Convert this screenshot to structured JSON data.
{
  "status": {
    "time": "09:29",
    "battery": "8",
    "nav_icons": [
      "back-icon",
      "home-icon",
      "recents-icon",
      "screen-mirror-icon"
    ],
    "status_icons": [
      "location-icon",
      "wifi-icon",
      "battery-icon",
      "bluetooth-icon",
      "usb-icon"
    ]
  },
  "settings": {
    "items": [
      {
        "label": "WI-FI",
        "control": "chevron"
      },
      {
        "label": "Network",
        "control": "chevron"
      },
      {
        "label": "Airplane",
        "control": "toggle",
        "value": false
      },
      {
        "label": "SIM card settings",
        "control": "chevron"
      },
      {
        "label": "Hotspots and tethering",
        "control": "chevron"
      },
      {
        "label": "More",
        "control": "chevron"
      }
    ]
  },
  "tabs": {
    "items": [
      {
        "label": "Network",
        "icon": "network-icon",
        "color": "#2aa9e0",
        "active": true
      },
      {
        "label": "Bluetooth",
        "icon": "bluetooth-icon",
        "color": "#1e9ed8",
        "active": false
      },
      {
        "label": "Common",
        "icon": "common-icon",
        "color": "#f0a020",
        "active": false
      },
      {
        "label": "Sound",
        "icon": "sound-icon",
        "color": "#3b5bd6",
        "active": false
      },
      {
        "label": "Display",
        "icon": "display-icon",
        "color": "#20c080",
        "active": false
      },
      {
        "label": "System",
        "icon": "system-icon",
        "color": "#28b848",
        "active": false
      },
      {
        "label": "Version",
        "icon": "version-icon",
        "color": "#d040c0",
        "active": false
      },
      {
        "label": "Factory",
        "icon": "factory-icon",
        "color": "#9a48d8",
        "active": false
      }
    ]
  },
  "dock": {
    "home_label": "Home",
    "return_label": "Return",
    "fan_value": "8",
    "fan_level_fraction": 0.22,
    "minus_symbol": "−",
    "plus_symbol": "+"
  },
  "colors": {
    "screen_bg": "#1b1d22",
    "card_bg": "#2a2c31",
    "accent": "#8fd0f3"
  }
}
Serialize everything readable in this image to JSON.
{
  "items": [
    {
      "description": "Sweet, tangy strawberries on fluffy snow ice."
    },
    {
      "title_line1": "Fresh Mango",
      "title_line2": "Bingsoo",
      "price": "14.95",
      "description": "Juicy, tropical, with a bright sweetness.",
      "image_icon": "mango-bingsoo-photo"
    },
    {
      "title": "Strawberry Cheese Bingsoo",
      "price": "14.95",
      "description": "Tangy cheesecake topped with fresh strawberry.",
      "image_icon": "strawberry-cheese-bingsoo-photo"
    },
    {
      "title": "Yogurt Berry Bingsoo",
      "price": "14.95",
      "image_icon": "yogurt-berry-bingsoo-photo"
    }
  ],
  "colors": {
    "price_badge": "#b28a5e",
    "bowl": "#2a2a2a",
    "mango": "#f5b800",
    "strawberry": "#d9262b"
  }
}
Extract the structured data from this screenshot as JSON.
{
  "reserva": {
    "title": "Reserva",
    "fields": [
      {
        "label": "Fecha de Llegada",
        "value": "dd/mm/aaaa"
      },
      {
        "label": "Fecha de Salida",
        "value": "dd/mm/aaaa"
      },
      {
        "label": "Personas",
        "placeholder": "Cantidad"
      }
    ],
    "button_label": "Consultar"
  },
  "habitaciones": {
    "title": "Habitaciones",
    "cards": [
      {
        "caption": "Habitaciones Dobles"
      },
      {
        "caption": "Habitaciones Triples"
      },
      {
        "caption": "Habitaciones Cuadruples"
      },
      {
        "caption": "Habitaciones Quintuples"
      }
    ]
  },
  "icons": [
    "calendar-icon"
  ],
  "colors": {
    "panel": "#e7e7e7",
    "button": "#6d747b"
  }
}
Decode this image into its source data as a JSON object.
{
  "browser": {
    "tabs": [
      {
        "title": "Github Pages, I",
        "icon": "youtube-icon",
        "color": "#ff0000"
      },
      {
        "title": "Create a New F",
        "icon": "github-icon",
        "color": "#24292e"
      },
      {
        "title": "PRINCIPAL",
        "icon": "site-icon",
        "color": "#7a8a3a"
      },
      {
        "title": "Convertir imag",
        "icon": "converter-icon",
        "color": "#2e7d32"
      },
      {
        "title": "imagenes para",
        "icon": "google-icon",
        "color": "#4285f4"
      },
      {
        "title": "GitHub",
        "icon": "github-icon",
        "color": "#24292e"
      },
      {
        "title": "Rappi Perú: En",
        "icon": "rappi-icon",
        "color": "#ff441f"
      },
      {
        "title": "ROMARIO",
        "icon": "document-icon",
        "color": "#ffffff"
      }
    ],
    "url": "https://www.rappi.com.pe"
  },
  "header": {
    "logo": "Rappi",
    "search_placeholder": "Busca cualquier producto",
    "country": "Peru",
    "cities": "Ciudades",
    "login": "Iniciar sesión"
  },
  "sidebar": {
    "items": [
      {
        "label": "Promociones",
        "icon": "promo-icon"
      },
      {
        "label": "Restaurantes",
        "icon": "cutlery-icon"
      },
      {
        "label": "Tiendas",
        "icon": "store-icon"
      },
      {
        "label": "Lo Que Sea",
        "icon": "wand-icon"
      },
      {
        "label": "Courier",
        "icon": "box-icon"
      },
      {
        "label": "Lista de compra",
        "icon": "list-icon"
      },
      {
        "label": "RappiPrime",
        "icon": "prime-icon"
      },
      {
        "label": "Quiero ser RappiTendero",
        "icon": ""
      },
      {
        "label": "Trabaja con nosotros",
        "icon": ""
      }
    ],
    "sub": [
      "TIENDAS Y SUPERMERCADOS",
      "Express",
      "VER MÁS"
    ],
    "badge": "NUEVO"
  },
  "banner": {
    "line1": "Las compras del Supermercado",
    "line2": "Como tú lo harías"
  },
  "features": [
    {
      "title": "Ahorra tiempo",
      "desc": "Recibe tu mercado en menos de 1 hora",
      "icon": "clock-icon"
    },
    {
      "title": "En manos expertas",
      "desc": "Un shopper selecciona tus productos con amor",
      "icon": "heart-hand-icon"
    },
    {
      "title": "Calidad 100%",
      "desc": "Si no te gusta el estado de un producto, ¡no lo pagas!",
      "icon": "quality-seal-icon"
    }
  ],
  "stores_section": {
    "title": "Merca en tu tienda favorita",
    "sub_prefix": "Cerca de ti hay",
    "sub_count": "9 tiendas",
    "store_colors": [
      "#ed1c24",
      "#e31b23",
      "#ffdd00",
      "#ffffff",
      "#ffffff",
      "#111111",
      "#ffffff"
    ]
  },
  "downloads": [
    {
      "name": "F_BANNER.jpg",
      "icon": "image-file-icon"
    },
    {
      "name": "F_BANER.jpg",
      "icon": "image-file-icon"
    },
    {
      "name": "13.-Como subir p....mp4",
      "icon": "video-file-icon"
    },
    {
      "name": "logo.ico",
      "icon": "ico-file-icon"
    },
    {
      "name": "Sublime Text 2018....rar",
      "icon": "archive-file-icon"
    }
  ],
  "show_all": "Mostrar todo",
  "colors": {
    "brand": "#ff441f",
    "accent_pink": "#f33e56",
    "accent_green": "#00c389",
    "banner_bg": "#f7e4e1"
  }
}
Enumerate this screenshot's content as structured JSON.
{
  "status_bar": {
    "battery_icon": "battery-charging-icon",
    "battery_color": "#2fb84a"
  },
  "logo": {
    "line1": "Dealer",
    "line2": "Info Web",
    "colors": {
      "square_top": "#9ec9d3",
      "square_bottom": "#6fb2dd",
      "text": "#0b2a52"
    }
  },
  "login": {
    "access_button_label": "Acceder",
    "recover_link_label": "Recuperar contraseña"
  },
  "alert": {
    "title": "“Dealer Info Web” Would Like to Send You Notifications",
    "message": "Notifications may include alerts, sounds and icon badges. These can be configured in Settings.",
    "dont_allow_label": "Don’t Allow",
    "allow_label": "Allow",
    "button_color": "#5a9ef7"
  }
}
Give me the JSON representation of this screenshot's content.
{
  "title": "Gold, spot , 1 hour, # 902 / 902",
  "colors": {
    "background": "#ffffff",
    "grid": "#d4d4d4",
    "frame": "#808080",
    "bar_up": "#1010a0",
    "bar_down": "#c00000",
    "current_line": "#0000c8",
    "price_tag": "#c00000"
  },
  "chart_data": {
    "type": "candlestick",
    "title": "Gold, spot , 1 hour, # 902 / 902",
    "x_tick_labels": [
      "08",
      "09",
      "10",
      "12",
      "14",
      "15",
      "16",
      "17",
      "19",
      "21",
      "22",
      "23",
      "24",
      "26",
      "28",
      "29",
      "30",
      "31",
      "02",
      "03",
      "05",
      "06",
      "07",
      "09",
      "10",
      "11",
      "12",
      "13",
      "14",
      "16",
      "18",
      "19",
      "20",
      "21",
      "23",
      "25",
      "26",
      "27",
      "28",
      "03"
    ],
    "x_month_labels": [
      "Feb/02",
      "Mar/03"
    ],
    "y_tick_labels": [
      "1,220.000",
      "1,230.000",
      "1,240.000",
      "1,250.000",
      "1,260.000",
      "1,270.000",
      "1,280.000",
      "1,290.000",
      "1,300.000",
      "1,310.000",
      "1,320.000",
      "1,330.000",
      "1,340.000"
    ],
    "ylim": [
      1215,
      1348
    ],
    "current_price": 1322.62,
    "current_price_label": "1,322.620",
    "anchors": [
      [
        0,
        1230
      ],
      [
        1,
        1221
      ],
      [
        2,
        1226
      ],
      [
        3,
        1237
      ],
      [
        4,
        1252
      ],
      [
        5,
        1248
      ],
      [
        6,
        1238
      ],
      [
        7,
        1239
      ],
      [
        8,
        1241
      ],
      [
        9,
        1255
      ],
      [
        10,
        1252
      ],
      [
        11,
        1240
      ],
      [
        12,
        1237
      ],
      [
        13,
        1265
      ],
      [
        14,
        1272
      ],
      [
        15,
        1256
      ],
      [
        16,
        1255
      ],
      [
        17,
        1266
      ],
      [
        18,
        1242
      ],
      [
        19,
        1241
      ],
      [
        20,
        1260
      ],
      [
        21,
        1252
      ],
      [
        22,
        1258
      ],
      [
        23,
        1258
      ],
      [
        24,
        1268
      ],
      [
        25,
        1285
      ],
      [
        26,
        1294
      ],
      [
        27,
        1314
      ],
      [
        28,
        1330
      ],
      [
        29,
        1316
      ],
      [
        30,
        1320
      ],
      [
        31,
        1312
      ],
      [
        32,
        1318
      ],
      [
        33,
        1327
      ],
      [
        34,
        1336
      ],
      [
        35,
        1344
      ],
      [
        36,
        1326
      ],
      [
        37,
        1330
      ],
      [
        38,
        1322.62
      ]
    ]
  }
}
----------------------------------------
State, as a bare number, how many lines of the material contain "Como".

2